On that note, Heroes has to be one of the most graphic shows on regular television outside the CSI canon. In two episodes Iâ€™ve counted two graphic shots of scalped skulls and scooped brains, a guy pinned to a wall with the contents of an entire utensil drawer, two mangled mobsters crammed in the back seat of a car, a protruding rib that is conveniently popped back into place and Claireâ€™s mangled mitts (courtesy of an ill-timed trash compactor dive). – Not that you or your dumb little buddies should try any of this.
On to some random thoughts.Â I have a sneaking suspicion that some of these supposed heroes may in fact be villains in the making. The discovery of additional bodies hidden at Ali Larterâ€™s favorite desert burial ground paints her doppelganger in grim shades of grey. In addition, the revelation that both brothers â€“ nurse Milo and his pol bro Nathan â€“ can both fly sets up a potential division among equal powered beings. Momâ€™s admission to Milo that he was always her favorite only underscores my suspicion.
This week, our Tokyo-based clockwatcher, Hiro, displayed a new wrinkle to his power â€“ proving that in addition to teleportation, he can travel through time. With the doomsday that lays in wait, that power should prove to come in handy â€“ provided Suresh locates him in time and Hiro bones up on his English. â€œGo Yankeesâ€Â isn’t gonna’Â help anyone!
Friday Night Lights – Pilot
I decided to scope Friday Night Lights based on the strength of the reviews â€“ one of which hailed it as the greatest pilot ever shot. I wouldnâ€™t go that far, but I will say that it was pretty damn good and further illustrated just how blurry the line between television and cinema has grown. This is textured, nuanced drama and has quickly shot to must see status on my docket.
The pilot, directed by Peter Berg (who helmed the 2004 film â€“ as well as The Rundown), introduces Kyle Chandlerâ€™s transplant high school football coach â€“ the main attraction in Dillon, TX â€“ a faded loop in the Bible Belt where the love of Jesus and the Gridiron Gods hold equal sway over the populace.
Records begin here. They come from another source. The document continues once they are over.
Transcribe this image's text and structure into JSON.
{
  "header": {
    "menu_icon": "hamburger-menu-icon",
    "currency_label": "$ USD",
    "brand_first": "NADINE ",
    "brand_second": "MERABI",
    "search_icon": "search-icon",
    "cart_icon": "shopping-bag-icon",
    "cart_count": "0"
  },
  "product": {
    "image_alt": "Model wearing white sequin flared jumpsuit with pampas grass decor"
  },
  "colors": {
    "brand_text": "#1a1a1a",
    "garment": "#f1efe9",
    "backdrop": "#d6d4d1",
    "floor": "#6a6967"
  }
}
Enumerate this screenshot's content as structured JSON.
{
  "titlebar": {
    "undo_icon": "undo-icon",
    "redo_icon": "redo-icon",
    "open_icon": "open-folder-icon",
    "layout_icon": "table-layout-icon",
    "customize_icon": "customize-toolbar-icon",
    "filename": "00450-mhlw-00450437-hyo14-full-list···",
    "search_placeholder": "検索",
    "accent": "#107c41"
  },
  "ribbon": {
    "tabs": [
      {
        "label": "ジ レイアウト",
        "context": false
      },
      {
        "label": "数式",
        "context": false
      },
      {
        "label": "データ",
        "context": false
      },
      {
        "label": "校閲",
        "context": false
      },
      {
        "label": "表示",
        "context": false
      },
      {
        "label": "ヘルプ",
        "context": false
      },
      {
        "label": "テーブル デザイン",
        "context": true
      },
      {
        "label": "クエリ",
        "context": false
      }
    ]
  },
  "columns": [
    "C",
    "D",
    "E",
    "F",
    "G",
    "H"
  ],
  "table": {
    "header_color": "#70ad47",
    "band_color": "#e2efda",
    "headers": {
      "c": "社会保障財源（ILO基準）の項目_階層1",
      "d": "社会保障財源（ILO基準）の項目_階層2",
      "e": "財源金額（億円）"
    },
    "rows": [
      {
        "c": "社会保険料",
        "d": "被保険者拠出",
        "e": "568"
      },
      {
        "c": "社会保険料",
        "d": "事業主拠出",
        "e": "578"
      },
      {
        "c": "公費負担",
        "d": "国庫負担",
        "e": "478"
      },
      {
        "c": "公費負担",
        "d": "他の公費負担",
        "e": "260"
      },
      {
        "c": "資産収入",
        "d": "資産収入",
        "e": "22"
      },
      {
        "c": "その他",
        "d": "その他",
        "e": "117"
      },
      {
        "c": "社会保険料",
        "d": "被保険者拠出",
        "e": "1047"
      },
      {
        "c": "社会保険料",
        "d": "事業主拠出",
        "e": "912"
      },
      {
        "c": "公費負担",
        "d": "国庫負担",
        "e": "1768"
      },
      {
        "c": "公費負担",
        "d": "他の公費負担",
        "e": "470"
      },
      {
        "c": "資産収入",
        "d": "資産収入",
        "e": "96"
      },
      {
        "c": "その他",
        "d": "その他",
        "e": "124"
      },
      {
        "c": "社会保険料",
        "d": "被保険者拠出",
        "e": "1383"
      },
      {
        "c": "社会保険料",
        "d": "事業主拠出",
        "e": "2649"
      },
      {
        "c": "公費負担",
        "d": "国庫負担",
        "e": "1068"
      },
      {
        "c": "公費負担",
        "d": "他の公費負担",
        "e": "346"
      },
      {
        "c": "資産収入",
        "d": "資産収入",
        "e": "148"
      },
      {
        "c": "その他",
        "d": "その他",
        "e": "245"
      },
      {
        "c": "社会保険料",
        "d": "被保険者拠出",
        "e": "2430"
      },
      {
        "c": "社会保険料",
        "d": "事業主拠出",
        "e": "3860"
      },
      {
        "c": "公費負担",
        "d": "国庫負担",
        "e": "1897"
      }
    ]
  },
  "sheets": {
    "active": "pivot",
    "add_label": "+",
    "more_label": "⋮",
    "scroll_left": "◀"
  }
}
The pilot ticks off the days to Friday nightâ€™s main event â€“ the moment when the town closes shop and all its citizens head towards the lights. During the week, we bear witness to sharply hewn vignettes that illustrate the big business of midwestern high school football â€“ and the pressures mounting on all sides of the coach and his players â€“ with buxom housewives and sinister boosters proving equally adept at the blitz.
Berg lends an urgency to the filmmaking â€“ a documentary approach that is so crisp and vital â€“ it renders the most hoary of clichÃ©s in vivid strokes. Though weâ€™ve seen it a billion times before, that last minute Hail Mary â€“ soaring through the Heavens until it finds salvation in the arms of a waiting wide-out â€“ was genuinely thrilling.
This is one to watch.
The Office â€“ The Convention
While this episode was a bit of a let down compared to the manic highs of the season premiere, Gay Witch Hunt, mediocre Office trumps According to Jim on every plane of existence. Itâ€™s tough writing about comedy, so Iâ€™m just going to list some highlights. If you watched the show â€“ hopefully you’ll smirk in agreement.
-Â Michael advising Pam to unbutton her blouse on her blind date. â€œLet those things breathe.â€
-Â Jimâ€™s discovery of Dwightâ€™s surprise â€˜proâ€™ and his complete inability to tell anyone.
-Â Creedâ€™s reintroduction to Meredith. When he cautioned her about Angela (who he referred to as â€œAndrea (?)… the office bitch.â€ Oh, my kingdom for that sound bite. (Woahâ€¦ whereâ€™d that flower pot come from? Just kidding, honey!)
-Â And of course, the most vibrant display of the effects of a black light on a hotel room linen (and mirrors and floors and walls and headboards).Two days later, I found myself in anÂ Albany, NYÂ Hampton Inn and my brain flashed backed to what appeared to be a shotgun blast of some alien substance sprayed just above Michaelâ€™s head board. (â€œPlease let it be urine.â€)